Why do such things happen? This happens largely because of a purely functional understanding of technology. Bridle explains, enchantingly, the dangerous fallout of it, which he calls “computational thinking”, which is the belief that any problem can be solved by the application of computation. “Whatever the practical or social problem we face, there is an app for it,” Bridle mocks. This is some kind of a “solutionism”, which essentially means technology can find a fix to problems. As Evgeny Morozov explains in his witty, insightful 2013 work To Save Everything Click Here: The Folly of Technological Solutionism, this approach is inherently faulty because it underestimates and masks that fact that our imperfections make us human.
Bridle agrees. He says computational thinking forces its apostles (businessmen, policymakers and such) to think that it is impossible to think or articulate the world in terms that are not computable. Soon, the thought reverses in an obscene fashion.
They think that to be solved, all problems should be computable.

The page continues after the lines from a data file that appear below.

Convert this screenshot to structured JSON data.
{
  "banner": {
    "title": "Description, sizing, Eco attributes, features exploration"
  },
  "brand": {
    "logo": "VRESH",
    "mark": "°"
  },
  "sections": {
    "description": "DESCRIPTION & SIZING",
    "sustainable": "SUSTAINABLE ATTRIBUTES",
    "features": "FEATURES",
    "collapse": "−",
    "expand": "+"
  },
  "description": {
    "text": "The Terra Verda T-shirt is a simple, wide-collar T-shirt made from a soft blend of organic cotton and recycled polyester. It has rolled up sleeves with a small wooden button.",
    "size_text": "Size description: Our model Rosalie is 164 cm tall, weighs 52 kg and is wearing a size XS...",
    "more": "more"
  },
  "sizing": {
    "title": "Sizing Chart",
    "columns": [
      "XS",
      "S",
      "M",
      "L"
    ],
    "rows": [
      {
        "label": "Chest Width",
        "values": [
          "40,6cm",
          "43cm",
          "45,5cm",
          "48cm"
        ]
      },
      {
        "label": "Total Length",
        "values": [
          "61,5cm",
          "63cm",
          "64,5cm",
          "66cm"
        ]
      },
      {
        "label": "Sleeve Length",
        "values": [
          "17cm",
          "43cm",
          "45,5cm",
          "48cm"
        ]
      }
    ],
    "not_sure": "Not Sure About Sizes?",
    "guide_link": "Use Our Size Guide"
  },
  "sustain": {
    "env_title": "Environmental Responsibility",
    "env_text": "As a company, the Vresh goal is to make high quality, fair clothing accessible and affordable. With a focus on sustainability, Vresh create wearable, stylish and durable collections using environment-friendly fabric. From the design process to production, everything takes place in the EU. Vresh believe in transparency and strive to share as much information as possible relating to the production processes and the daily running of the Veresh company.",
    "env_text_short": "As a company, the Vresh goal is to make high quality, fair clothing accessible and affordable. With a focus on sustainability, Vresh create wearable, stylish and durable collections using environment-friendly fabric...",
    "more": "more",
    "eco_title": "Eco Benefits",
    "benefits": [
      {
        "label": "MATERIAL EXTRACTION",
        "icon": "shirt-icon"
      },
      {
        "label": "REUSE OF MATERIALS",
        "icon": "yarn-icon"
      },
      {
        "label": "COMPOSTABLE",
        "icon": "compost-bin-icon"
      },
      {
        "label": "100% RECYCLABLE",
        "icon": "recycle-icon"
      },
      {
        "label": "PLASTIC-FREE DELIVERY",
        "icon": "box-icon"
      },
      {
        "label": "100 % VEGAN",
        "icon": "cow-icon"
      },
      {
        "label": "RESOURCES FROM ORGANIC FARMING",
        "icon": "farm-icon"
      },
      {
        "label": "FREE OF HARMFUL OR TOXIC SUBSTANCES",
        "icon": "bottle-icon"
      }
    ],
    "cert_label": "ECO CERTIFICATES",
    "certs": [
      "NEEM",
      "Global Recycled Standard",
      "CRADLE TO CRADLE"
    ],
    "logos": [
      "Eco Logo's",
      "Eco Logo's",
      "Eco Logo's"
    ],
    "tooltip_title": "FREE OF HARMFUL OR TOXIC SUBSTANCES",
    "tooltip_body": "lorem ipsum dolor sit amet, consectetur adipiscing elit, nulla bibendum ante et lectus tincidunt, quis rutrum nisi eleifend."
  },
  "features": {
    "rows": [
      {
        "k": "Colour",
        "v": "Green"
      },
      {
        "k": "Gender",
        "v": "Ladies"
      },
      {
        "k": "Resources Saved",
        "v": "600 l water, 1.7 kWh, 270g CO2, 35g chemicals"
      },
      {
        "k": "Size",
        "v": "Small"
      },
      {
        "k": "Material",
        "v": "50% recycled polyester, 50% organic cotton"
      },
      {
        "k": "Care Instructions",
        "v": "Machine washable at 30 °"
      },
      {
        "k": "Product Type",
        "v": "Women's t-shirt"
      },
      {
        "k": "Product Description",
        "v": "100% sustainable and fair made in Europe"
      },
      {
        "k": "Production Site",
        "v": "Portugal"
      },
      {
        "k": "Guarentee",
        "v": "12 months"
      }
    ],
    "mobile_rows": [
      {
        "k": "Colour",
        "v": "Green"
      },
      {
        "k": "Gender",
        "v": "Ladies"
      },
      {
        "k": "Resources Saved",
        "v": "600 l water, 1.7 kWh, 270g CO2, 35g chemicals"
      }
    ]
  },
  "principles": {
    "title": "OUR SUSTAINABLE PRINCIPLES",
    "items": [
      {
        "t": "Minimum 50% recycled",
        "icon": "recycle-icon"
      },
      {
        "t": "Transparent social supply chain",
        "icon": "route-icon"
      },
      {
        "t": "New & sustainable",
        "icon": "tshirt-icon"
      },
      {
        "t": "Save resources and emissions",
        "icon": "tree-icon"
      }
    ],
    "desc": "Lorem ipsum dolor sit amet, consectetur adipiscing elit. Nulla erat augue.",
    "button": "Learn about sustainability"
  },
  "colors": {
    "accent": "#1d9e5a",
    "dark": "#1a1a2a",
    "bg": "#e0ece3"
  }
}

That which is not computable or not digitally mappable or measurable or code-able is runs the risk of losing a solution or even falling out of the radar of governance, business and culture.
Bridle warns that computational thinking is predominant in the world today, driving the worst trends in our societies and interactions, and must be opposed by a “real systemic literacy”. Technology cannot be left to the whims and fancies of those who keep it complex. It should be democratised. Systemic literacy is the thinking that deals with a world that is not computable, Bridle explains, while admitting that it is “irrevocably shaped and informed by computation”.
But that’s not an easy job, in a world where data companies control pretty much everything an individual does and force their users to ignore their fallibilities and become what this reviewer would call digital fatalists, where they become extremely submissive before their digital service providers and accept their propaganda and conclude that everything that happens is inevitable (in a way predetermined by a Super Code) and we have to reprogramme our lives to get them in synch with the digital realities.
This is not some soft-coded paranoia. This is a reality we face every day. When governments ask us to have digitally traceable (and controllable) unique identities and then make such computable citizenship or identity documents mandatory for availing services that do not necessarily require such strict screening by any measure, and when we succumb to such demands without a whimper. We even praise such efforts without really understanding the complexity of such systems or their hidden abilities to be manipulated, we become submissive subjects of computational thinking.
Bridle asks us to stand up and say our existence is be understandable only through computation. We are more than the data we are. Technologies need to be audited (Morozov has argued for algorithmic auditors) and updated to reflect human values such as justice, ethics and inclusiveness. Equally important is to know that systems are fallible and in a world where even the GPS can be faked and choreographed, overreliance on technologies can be dangerous.
Bridle’s work is a great handbook for those who want to probe more on this. He speaks with the calmness of a prophet and the alertness and passion of an evangelist.